FRANKFORT — As speculation swirls about whether U.S. Sen. Jim Bunning will run for re-election in 2010, his latest campaign finance report shows he has raised little money for the battle ahead.

Bunning's campaign brought in $27,591.44 in the final three months of 2008, according to a Federal Election Commission report filed this week. He had $149,991.09 on hand at the end of the year after spending $52,645.79 in the last quarter of 2008.

Bunning's press secretary, Mike Reynard, was not immediately available to comment on the finance report.

Meanwhile, Senate Minority Leader Mitch McConnell remained mum on Bunning's re-election prospects during an outing at the National Press Club in Washington.

"Sen. Bunning has not announced his intentions yet," McConnell said in response to questions from reporters about whether Bunning is seen by the GOP as a vulnerable candidate.

Two Washington-based political publications, Politico and The Hill, this week quoted unnamed sources saying that Bunning, R-Southgate, is being pressured by some party leaders not to seek re-election.

Bunning, 77, has insisted that he will seek re-election.
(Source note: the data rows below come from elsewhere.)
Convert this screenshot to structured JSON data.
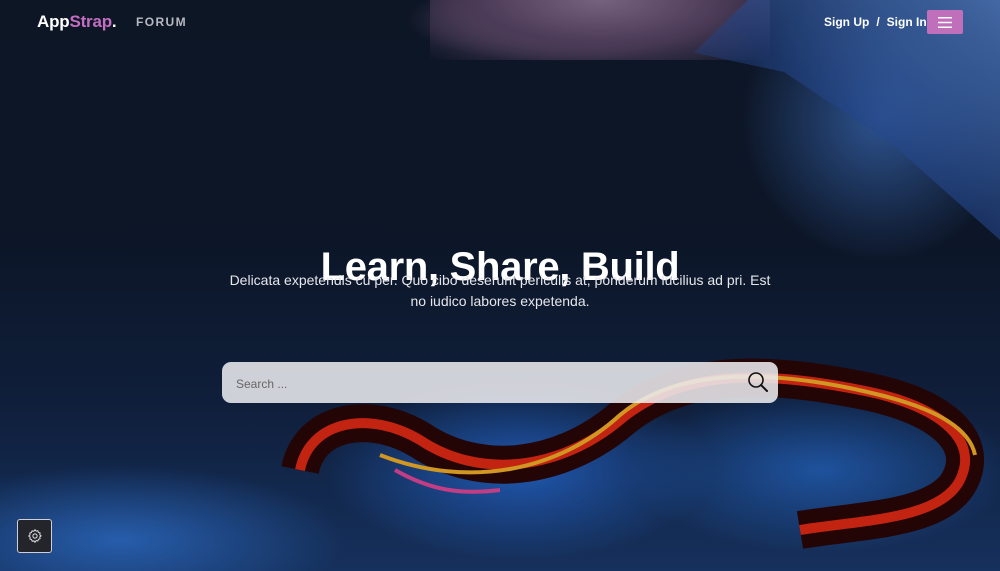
{
  "brand": {
    "logo_main": "App",
    "logo_accent": "Strap",
    "logo_dot": ".",
    "accent_color": "#c36ec1"
  },
  "nav": {
    "forum_label": "FORUM",
    "sign_up_label": "Sign Up",
    "separator": "/",
    "sign_in_label": "Sign In",
    "menu_icon": "hamburger-menu-icon",
    "menu_button_color": "#c06fba"
  },
  "hero": {
    "title": "Learn, Share, Build",
    "subtitle": "Delicata expetendis cu per. Quo cibo deserunt periculis at, ponderum lucilius ad pri. Est no iudico labores expetenda."
  },
  "search": {
    "placeholder": "Search ...",
    "value": "",
    "icon": "search-icon"
  },
  "settings": {
    "icon": "gear-icon"
  }
}
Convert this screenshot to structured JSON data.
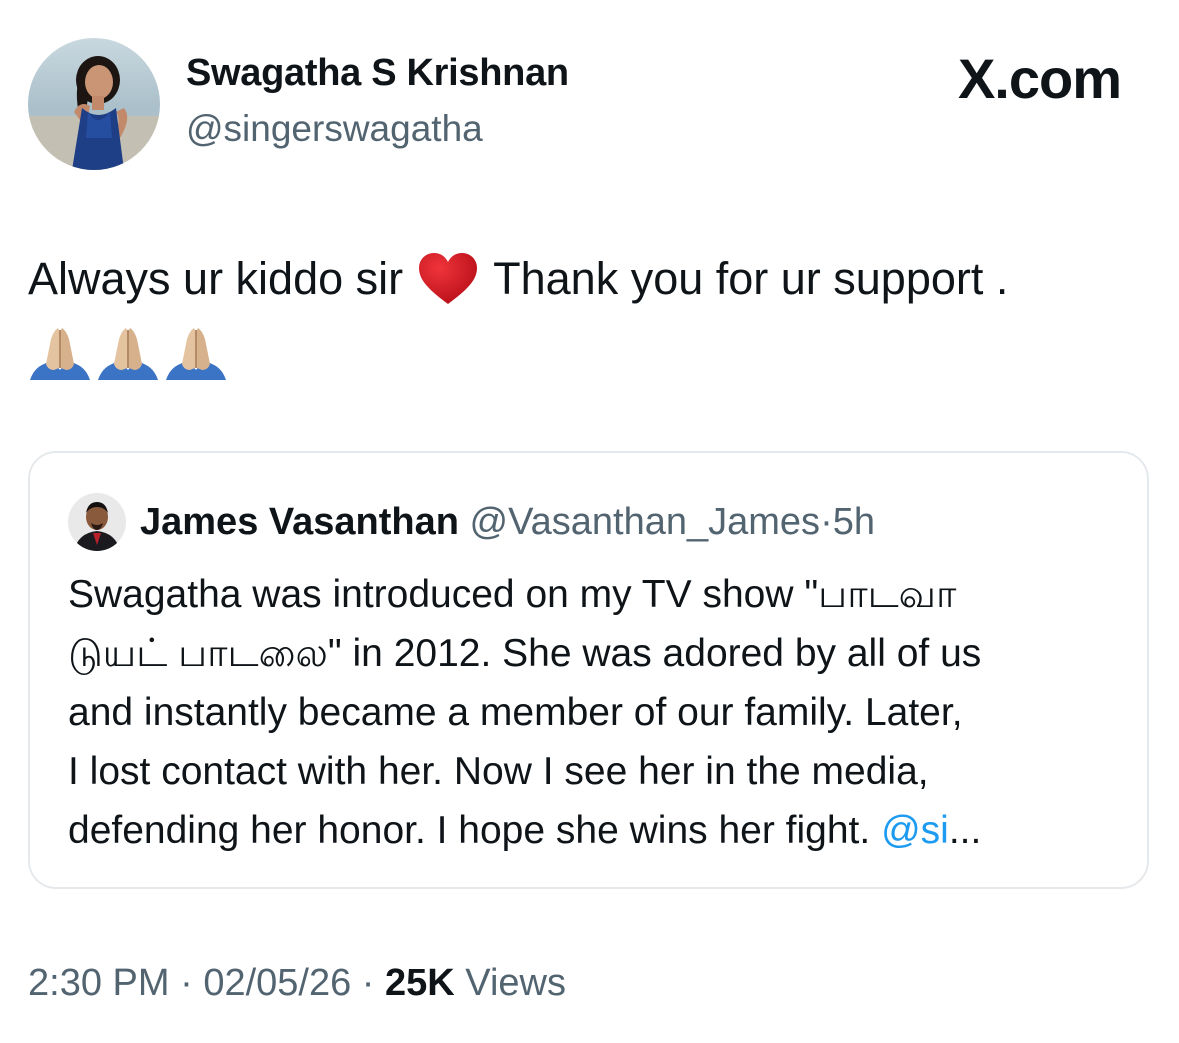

He is expected to discuss his political future in a weekly phone call Tuesday with reporters.

U.S. Senate campaigns require much money. Last year's re-election race for U.S. Sen. Mitch McConnell, R-Louisville, cost more than $27 million.

Most of Bunning's contributions in the last three months came from political action committees. His expenditures included more than $5,000 to his daughter, Amy Towles of Fort Thomas, to keep track of his campaign financial paperwork.

Besides the limited fund-raising, Bunning was absent from the Senate for several days earlier this month, missing floor votes and several hearings. Bunning's congressional staffers attributed his absences to family commitments and declined to discuss where the senator was for the better part of a month.

In 2004, Bunning narrowly beat Democrat Daniel Mongiardo, then a state senator and now Kentucky's lieutenant governor. He first was elected to the U.S. Senate in 1998, after serving in the U.S. House from 1987 to 1998. He is in the Baseball Hall of Fame as a major league pitcher.

Kentucky Secretary of State Trey Grayson, a fellow Republican, has been mentioned as a possible candidate if Bunning does not seek re-election in 2010.

Possible Democratic candidates for the seat include Mongiardo and state Attorney General Jack Conway, among others.